Show the lines below that contain the string "favicon".
<<<<
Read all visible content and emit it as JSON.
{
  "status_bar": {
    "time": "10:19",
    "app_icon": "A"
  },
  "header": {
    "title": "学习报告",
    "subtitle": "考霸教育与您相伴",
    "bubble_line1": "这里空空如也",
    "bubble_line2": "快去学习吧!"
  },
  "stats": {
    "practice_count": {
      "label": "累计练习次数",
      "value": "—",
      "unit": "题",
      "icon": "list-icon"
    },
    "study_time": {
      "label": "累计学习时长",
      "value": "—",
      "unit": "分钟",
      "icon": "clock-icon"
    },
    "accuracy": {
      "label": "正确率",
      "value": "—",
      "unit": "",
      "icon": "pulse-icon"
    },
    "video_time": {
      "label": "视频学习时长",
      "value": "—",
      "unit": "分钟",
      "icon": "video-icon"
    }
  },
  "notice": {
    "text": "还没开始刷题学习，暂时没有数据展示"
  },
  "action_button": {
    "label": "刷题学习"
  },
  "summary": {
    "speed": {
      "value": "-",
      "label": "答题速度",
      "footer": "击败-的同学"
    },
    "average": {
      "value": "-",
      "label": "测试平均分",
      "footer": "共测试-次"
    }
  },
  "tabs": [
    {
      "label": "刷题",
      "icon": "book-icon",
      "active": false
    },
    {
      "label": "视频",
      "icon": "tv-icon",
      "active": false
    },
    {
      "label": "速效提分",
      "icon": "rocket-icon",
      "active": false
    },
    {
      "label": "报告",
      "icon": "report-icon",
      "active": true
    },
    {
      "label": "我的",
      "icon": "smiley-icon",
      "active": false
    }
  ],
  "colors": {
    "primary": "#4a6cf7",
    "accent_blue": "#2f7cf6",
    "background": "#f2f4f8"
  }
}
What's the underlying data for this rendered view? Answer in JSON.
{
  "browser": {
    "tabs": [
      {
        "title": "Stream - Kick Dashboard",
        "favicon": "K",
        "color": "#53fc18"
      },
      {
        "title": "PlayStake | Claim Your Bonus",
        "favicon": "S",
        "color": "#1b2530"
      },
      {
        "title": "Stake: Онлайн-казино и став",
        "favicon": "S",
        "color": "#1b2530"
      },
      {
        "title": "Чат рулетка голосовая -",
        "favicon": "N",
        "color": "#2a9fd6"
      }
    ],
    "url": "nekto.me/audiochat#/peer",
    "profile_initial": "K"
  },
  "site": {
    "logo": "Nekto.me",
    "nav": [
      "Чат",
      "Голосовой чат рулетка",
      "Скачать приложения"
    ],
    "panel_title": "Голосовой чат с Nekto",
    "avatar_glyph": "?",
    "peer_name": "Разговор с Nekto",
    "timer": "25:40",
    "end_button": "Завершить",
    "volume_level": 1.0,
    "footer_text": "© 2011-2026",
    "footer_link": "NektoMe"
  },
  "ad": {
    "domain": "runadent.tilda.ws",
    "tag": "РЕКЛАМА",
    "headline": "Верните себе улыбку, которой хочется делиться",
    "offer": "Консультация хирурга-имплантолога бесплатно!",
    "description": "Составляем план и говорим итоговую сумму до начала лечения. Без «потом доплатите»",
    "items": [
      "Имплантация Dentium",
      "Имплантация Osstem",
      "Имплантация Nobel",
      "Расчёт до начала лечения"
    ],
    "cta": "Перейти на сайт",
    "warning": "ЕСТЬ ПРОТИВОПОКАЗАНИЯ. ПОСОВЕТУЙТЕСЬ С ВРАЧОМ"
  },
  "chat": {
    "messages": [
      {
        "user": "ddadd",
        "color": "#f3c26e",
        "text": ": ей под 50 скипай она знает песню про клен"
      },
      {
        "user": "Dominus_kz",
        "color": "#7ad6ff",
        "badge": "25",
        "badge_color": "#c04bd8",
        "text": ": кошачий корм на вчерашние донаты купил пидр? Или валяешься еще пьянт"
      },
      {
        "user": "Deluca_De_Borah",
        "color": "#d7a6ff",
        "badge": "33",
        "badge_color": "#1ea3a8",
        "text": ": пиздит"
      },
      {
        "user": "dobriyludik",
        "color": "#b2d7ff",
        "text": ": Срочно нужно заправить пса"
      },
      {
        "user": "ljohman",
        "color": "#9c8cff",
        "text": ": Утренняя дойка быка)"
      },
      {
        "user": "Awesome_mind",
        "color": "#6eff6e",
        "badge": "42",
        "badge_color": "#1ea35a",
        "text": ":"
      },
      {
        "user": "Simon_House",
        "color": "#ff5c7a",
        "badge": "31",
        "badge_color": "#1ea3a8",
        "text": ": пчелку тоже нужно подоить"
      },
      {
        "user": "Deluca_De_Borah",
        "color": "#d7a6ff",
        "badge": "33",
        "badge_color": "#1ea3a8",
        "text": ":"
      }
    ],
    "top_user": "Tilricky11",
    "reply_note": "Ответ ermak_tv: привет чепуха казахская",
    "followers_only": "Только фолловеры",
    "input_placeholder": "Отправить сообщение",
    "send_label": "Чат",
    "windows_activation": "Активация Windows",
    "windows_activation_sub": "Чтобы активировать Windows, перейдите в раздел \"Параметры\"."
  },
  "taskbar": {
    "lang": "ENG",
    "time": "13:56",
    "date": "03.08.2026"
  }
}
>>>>
▶ _YOUR RESPONSE_
        "favicon": "K",
        "favicon": "S",
        "favicon": "S",
        "favicon": "N",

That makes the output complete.